Compare 3 poems by Carol Ann Duffy in which she shows us that
things are not always as expected.
Carol Ann Duffy is a renowned poet across the UK and her work is very
popular. Many different age groups can study her poems as they can be
interpreted and understood in different ways. She achieves this in her
poems by the descriptions and varying linguistic devices used.
One of the reasons that Carol Ann Duffy’s poems are so popular is that
they are often quite unexpected. Duffy is not afraid to tackle
difficult or unpleasant topics. She writes her poems very personally
and with deep feelings. This makes it a lot more powerful to the
reader and evokes some kind of reaction within them.
Duffy’s poems go deeper than first impressions. It is only after
reading them several times that you can gain any understanding of the
ideas and feelings that she is trying to get across. The reason for
this is that the poems usually steer away from the conventional views
and expectations. Often Carol Ann Duffy will open the poem on a line
that is unusual, or shocking. This makes the poem seem more intriguing
and perhaps surprising.
‘Valentine’ is a poem that is surprising and shocking from the first
line. A title such as ‘Valentine’ indicates a poem that will be about
love and all the clichéd objects and feelings surrounding it. However,
we are told in the first line that it is ‘not a red rose or a satin
heart.’ -This is quite a negative line to start with. The ‘not’ gives
the impression that not everything will be as it seems in ‘Valentine.’
Already there is a distinct difference between ‘Valentine’ and the two
other poems (‘In Mrs Tilscher’s Class’ and ‘Before you were mine’)
that I have chosen to write about in this essay. ‘Valentine’ opens on
a pessimistic note, whereas ‘Before you were mine’ and ‘In Mrs
Tilscher’s Class’ both start off on a light and happy tone. - Instead
we are presented with ‘an onion’. She uses this symbol as an extended
metaphor (an extended metaphor is also used in ‘In Mrs Tilscher’s
class’) to talk about a lover. This is the opposite of what other
poet’s would do. They would talk about a lover using symbols, not the
other way around. This just reiterates that with Carol Ann Duffy
expect the unexpected.
An onion is obviously an unusual comparison, but she goes on to
explain it and dispel all the old notions of love. She banishes the
orthodox ideas as untruthful and unrealistic. Duffy gives us all of
the things that we do not expect from a love poem. Assumptions are
wrong. Expectations, conventions are broken, even shattered by what we
read in the poem.
Duffy links the qualities of an onion to those of love. ‘It is a moon

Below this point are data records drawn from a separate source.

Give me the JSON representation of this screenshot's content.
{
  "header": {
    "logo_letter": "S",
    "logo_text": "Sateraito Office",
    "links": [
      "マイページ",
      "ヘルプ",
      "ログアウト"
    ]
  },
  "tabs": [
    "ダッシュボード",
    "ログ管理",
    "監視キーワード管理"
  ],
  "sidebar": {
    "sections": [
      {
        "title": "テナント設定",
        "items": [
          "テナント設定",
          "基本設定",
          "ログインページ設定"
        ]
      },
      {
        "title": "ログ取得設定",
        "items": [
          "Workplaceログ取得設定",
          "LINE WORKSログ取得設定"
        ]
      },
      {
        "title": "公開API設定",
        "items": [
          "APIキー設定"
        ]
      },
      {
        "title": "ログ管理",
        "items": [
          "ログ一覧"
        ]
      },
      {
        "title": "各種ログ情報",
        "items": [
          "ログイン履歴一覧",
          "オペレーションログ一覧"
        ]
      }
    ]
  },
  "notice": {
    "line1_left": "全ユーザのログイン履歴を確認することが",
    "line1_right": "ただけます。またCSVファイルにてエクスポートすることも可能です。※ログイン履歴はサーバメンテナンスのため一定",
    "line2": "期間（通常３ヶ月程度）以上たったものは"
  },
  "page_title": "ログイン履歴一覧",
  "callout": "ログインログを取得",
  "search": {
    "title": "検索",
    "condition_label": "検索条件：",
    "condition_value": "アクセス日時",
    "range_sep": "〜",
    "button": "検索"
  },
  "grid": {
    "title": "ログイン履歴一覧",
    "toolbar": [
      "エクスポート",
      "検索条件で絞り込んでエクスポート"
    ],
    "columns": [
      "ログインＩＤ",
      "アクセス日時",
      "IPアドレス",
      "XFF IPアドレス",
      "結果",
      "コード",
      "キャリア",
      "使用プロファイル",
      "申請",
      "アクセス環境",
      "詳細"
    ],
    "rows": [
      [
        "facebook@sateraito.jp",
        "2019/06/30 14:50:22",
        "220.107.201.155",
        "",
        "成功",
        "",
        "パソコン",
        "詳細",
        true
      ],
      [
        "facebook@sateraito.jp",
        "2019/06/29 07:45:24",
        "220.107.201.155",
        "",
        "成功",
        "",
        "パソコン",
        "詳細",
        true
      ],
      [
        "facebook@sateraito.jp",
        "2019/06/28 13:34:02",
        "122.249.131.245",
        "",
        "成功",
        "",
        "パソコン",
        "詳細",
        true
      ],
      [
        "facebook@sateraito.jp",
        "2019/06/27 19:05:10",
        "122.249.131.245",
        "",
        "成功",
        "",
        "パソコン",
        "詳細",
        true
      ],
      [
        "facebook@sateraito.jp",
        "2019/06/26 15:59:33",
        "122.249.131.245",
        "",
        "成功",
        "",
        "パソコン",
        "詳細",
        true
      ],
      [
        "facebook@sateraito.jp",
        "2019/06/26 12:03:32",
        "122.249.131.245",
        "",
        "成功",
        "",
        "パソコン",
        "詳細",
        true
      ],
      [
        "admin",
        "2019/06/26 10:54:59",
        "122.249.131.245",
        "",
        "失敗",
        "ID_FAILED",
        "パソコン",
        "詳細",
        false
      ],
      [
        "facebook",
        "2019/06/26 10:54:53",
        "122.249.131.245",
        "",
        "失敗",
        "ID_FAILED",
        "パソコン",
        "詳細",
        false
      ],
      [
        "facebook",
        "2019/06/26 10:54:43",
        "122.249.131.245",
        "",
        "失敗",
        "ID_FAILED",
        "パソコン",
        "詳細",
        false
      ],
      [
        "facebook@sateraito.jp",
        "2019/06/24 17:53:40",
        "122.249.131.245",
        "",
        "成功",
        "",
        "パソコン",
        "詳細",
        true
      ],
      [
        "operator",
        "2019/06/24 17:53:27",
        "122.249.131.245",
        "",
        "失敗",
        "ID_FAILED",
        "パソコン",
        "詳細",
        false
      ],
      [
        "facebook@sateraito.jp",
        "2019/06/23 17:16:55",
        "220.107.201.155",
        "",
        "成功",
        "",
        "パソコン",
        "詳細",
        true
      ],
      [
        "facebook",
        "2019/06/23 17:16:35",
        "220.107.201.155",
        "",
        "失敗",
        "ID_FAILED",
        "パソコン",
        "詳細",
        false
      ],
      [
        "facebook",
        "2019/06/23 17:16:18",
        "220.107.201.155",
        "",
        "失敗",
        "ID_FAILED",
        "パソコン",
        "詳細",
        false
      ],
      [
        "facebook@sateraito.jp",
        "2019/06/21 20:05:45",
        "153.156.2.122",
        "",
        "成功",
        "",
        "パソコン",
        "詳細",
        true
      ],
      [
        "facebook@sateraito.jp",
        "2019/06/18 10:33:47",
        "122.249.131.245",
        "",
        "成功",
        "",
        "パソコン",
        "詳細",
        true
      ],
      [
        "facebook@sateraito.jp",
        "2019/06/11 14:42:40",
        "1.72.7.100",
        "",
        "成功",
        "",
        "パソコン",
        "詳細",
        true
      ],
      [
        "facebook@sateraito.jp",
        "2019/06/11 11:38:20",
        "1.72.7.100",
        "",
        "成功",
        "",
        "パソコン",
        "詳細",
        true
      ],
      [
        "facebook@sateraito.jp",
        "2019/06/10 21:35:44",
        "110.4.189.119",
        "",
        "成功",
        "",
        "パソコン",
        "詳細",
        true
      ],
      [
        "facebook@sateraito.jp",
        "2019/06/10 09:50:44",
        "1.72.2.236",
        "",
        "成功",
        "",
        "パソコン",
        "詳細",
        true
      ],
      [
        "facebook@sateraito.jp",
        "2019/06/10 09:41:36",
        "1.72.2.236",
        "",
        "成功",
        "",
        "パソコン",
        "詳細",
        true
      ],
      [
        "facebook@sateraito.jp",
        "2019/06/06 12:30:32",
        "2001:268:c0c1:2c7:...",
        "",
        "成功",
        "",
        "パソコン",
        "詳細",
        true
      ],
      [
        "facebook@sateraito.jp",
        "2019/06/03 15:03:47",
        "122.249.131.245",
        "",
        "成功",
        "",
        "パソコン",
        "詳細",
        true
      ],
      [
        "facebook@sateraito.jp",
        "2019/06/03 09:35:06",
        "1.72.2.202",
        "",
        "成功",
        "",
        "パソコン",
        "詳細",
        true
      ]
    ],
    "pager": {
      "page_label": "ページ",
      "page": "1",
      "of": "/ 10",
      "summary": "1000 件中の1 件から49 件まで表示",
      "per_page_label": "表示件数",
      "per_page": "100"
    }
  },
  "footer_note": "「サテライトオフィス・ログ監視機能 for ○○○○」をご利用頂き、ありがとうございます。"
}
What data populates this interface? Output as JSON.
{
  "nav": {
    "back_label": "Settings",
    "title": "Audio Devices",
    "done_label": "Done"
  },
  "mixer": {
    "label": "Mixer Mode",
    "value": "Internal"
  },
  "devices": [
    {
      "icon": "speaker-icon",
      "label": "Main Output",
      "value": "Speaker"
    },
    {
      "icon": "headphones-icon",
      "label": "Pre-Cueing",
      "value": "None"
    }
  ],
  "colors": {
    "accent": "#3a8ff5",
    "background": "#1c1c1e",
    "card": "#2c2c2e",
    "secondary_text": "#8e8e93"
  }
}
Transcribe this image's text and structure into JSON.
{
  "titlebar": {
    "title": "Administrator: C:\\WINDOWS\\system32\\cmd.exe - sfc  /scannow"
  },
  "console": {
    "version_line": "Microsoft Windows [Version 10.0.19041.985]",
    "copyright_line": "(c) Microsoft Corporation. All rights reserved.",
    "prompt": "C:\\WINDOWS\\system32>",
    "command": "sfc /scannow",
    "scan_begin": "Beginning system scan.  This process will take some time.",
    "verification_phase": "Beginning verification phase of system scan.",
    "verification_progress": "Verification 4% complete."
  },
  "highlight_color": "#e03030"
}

wrapped in brown paper.’ You have to remove the ‘brown paper’ to
reveal the ‘moon’; you also have to, literally remove the skin before
you can see the onion; and remove the layers of a person before you
can see their personality. And when...